person getting a vaccine
(Photo credit: Pexels/Gustavo Fring.)

Timely reminder messages via text can boost vaccination rates, according to a megastudy published in a top science journal, co-authored by University of Hawaiʻi–West Oʻahu’s Eli Tsukayama.

Tsukayama, an assistant professor of business administration, was among the authors of “A megastudy of text-based nudges encouraging patients to get vaccinated at an upcoming doctor’s appointment.” The paper was published on April 29 in the Proceedings of the National Academy of Sciences (PNAS), the official journal of the National Academy of Sciences and one of the world’s most-cited and comprehensive multidisciplinary scientific journals.

Tsukayama headshot
Eli Tsukayama

The study found that low-cost text messages can significantly increase vaccination rates, Tsukayama said.

“More specifically, we tested 19 different messages in a megastudy of 47,306 people to get vaccinated at an upcoming doctor’s appointment,” he said. “On average, the text messages increased vaccination rates by about 5%, and the top-performing message—reminding patients 72 hours and 24 hours before their appointment and noting that a shot was reserved for them—boosted vaccination rates by 11%.”

The study in PNAS is timely and has the potential to save countless lives from the COVID-19 pandemic, Tsukayama noted.

“Developing and producing a vaccine is only part of the battle against COVID-19,” he said. “Encouraging people to choose to get vaccinated and follow through on that decision to keep themselves, their families and their communities safe is another major part of the battle.”

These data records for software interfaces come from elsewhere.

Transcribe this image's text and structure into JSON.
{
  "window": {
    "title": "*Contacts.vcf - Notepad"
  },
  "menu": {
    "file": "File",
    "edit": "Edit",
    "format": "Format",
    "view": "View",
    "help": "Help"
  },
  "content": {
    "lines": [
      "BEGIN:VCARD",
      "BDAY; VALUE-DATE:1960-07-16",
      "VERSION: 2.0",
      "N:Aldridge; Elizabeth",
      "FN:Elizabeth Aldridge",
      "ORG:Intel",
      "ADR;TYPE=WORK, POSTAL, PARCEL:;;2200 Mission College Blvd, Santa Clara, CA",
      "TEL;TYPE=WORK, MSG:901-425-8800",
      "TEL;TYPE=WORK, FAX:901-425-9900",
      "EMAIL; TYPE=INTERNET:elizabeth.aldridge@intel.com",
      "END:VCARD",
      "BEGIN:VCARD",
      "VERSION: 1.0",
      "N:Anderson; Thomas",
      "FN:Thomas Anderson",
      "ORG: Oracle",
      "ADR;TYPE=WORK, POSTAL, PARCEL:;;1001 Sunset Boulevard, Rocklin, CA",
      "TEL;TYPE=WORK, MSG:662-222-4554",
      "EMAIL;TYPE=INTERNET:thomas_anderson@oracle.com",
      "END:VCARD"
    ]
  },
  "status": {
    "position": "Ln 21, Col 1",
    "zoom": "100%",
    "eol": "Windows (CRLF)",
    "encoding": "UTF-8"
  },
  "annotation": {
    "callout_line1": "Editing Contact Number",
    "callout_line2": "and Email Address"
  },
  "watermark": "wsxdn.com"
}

Now that the COVID-19 vaccine supply is exceeding demand in Hawaiʻi, nudging people who want to get the vaccine to follow through on their intentions, as well as encouraging those who are hesitant and skeptical to get vaccinated is important to reach herd immunity, Tsukayama said.

Now Tsukayama and his colleagues are working on a larger related study in collaboration with Walmart, involving more than 700,000 Walmart pharmacy patients.

Read more in Ka Puna O Kaloʻi.

—By Zenaida Serrano Arvman